Thurman’s character, in this iteration of the Kill Bill Saga is known simply as the Bride. Waking from a coma, four years after Bill left her for dead on the floor of a church, he Bride takes little time to start her path of vengeance… starting right there in the hospital,taking out the redneck that paid a greaseball orderly to have sex with her… Oh, and she takes out that orderly, quickly. also… and takes off with his ridiculous, bright yellow truck, labeled “The Pussy Wagon”. First stop. after the killing in the hospital is to the home of Vernita Green (played by Vivica A. Fox). The two do epic battle with a short break in the middle when Vernita’s young daughter comes home. Soon the action restarts, and ends with The Bride heading to her next destination/victim, O-Ren Ishii (played by Lucy Liu), a former Viper and now leader of a consortium of Yakuza families. A flashback shows us just how she won the respect and fear of the male dominated Yakuza families. When The Bride shows up in Japan, she defeats what seems to be an almost endless number of minions, known as the Crazy 88s. The scene ends with a very stylistically shot scene with The Bride and Oren in a samurai sword battle. Pretty evenly matched… but you know who is going to win, and she does so in a spectacular fashion. Upon leaving, she leaves one former member of the Deadly Vipers alive: Sophie Fatale, (played by Julie Dreyfus), is left alive, albeit minus one arm, to send the message that The Bride is coming for him. Mixed up in the story ids a sub story, where the Bride travels to the island of Okinawa, and convinces the esteemed, but now retired sword smith, Hattori Hanzō (played by the awesome Sonny Chiba), to craft her a samurai sword. At first he declines… that is until she tells him the sword is to be used to Kill Bill. Now he’s in…
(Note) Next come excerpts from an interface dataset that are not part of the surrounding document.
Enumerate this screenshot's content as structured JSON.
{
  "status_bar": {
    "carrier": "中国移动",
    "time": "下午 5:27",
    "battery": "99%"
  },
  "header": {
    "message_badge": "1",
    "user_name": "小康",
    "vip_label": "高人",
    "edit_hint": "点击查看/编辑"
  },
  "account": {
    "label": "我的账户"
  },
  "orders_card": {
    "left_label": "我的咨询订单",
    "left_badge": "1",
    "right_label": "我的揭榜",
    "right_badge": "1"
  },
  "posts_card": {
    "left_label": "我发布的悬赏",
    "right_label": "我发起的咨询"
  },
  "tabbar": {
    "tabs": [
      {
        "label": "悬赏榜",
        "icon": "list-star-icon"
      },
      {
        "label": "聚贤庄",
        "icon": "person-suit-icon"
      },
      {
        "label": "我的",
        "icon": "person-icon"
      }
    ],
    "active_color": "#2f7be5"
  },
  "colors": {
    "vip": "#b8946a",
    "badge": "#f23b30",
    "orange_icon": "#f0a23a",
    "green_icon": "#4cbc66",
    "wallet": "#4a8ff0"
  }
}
Kill Bill Vol. 1 is a little disjointed. Like Tarantino’s other masterpiece, Pulp Fiction, it has a disjointed timeline – the scenes are just not in linear order. I believe this may be in homage to the cheezy B-Movies of the past where projectionists would sometimes play the reels out of order, either due to mis-labeling or just carelessness. Either way, I like it.
Watch Kill Bill Volume 1… and if you’ve seen it, watch it again.
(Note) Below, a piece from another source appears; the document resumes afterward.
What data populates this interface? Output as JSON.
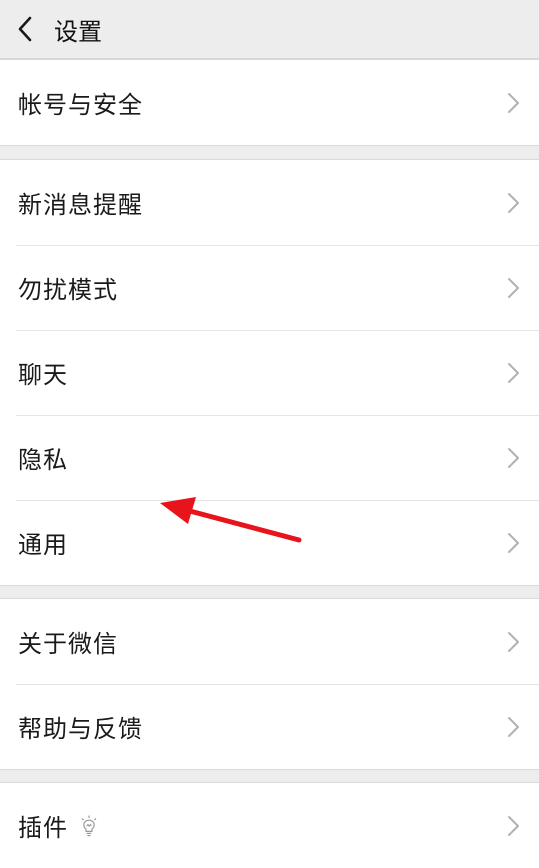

Check out the trailer below:
S I was walking though the Blu-Ray section at my local Wal-Mart when I found the Die Hard 25th Anniversary Blu-Ray Collection. It includes Die Hard (1988), Die Hard 2 – Die Harder (1990) , Die Hard With a Vengeance (1995) and Live Free Or Die Hard (2007). All these awesome action movies in one cooly designed set with an added disc of extras…. all for $20! These are good action (and Christmas), movies and this is a good addition to one’s BLU-RAY collection.